There is, perhaps, no relationship more important to the world economy and global peace than the US-China relationship, and Page took a moment last week to understand this moment in time. Members and potential members of Page China and Asia, along with Page President Roger Bolton and International Vice President Peter Debreceny, joined an Insight Forum titled, “What To Expect In The Next Five Months: China Economic Outlook”. 

We invited the famed China Economist, Arthur Kroeber, Founding Partner and Head of Research at Gavekal Dragonomics, a China-focused economic research firm with offices in Beijing and Hong Kong; and partner in its parent firm Gavekal, to share his views and field questions with us. Arthur is also the author of the popular book, China’s Economy: What Everyone Needs to Know (2nd edition 2020), published by Oxford University Press.
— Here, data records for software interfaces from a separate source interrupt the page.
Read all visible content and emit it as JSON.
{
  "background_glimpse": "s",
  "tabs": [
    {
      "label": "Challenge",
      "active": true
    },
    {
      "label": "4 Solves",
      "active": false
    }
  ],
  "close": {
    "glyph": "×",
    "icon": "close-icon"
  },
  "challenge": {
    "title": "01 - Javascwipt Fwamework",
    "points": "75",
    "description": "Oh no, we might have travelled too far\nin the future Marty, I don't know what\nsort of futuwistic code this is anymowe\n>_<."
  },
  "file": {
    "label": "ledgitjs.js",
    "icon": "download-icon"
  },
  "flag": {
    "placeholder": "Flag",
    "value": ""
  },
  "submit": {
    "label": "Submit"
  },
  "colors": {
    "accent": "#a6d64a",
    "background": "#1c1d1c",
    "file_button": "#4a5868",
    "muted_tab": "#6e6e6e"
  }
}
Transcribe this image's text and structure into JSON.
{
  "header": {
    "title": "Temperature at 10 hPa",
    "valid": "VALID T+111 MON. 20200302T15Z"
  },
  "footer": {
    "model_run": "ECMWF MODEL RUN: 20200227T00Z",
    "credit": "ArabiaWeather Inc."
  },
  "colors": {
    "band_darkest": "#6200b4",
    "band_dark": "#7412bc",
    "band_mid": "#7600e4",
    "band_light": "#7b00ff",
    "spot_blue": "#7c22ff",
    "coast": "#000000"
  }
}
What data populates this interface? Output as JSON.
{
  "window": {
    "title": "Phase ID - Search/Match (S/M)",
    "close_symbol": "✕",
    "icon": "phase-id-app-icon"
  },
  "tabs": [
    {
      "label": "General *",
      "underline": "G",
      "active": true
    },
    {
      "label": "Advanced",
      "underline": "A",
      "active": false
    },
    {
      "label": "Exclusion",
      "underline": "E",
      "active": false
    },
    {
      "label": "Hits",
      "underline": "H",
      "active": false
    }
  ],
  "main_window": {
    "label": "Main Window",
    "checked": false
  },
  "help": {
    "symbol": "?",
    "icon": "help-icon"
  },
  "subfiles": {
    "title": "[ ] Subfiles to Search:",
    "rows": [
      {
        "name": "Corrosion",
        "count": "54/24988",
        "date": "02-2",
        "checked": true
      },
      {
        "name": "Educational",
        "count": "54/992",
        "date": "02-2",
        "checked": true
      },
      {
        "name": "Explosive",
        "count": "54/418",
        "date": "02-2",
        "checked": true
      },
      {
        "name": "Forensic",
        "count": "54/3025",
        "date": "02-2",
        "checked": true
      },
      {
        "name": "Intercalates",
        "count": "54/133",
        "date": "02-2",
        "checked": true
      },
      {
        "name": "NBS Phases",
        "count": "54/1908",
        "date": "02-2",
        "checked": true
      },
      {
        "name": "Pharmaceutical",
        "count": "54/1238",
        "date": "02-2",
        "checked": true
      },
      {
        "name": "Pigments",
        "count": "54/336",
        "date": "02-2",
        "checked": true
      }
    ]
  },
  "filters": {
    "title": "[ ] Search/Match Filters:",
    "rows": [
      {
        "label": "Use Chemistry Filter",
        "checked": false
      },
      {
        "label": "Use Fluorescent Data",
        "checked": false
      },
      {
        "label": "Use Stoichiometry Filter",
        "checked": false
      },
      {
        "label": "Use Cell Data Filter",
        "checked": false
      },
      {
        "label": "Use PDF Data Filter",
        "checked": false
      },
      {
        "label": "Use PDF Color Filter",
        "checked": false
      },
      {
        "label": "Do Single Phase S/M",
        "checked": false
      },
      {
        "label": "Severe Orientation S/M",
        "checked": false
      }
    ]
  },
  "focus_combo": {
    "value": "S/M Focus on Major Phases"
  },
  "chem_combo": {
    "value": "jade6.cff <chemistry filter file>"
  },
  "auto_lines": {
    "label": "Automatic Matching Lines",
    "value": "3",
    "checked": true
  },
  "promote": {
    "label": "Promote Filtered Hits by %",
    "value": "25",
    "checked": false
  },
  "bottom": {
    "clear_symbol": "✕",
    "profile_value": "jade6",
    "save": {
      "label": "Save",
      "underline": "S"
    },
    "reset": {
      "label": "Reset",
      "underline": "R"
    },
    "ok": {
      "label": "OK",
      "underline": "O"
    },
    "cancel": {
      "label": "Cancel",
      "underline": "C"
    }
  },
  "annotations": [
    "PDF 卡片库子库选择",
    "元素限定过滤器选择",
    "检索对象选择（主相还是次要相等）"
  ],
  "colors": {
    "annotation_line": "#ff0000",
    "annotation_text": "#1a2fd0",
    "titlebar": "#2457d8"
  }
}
Arthur offered views on a few macro hurdles facing the Chinese economy, shared comments on U.S. Speaker of the House Nancy Pelosi’s visit to Taiwan, supply chain challenges and more.  Among the takeaways:

  • Relationship Troubles: We have entered possibly the lowest point in the US-China relationship since the 1980s. This is a result of continued erosion of trust on both sides and has been accelerated by the visit to Taiwan of Nancy Pelosi, Speaker of the US House of Representatives.
  • Short-term: The headwinds are strong and policy is constrained, and reaching the targeted 5.5% growth target for the Chinese economy will be a challenge. This is a result of lingering impact of Covid lockdowns (depressing consumer demand) and a structurally weak property sector. Still, China could achieve growth of around 4.5% this year and next, which is impressive for a country the size of China. China’s weak Q2 numbers reflected particular challenges presented by COVID-19, and these could linger into Q3 as well. Fortunately, the Renminbi has stabilized after a sharp Q1 drop, and it is still very strong in trade-weighted terms. 
  • Long-term: President Xi has a strong strategic vision of a more disciplined, self-reliant China, yet managing underlying economic factors will continue to be a challenge.
  • De-Risking The Supply Chain: Kroeber touched on actions by many MNCs working more intently on de-risking their supply chains. Global pandemic challenges are only one factor, however, with geopolitical risk adding additional concerns.
  • Green Shoots: The US-China relationship continues to be of vital importance, and less political areas such as climate control and healthcare offer possibilities. Restoring trust, however, in the next few years remains difficult.

Highlights of Arthur Kroeber’s Page Insight Forum discussion are here (available to Page members only), and he was kind enough to share a Gavekal Dragonomics presentation on China After (Or Between) The Lockdowns here.